**Extracted entries:**
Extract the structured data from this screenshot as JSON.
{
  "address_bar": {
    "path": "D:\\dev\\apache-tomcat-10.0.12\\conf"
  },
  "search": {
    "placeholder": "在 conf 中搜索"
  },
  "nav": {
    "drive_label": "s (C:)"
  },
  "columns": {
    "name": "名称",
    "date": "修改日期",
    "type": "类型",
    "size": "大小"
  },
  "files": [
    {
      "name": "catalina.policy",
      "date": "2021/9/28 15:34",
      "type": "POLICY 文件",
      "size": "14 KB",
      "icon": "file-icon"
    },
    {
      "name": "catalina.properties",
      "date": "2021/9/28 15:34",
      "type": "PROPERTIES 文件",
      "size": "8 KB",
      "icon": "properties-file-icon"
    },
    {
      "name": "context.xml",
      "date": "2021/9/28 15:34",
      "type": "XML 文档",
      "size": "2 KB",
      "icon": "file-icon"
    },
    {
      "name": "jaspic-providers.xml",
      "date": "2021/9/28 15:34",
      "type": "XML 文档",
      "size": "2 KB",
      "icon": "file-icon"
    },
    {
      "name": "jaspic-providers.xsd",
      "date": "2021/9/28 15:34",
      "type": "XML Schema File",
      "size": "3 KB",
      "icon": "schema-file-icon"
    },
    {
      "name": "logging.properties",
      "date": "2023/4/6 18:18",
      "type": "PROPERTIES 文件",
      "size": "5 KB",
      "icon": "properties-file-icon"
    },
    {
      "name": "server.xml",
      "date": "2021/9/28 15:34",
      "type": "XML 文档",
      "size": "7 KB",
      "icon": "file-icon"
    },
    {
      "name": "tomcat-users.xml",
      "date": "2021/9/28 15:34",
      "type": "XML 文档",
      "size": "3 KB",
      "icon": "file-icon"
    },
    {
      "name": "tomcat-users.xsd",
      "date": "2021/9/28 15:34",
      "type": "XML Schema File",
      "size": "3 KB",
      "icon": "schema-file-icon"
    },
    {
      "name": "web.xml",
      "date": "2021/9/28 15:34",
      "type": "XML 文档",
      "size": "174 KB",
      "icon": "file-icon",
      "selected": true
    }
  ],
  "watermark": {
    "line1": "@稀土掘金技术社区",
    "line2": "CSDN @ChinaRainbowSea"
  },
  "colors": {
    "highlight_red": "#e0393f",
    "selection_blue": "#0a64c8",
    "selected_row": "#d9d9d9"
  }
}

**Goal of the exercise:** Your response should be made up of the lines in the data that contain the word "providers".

**Task result:**
      "name": "jaspic-providers.xml",
      "name": "jaspic-providers.xsd",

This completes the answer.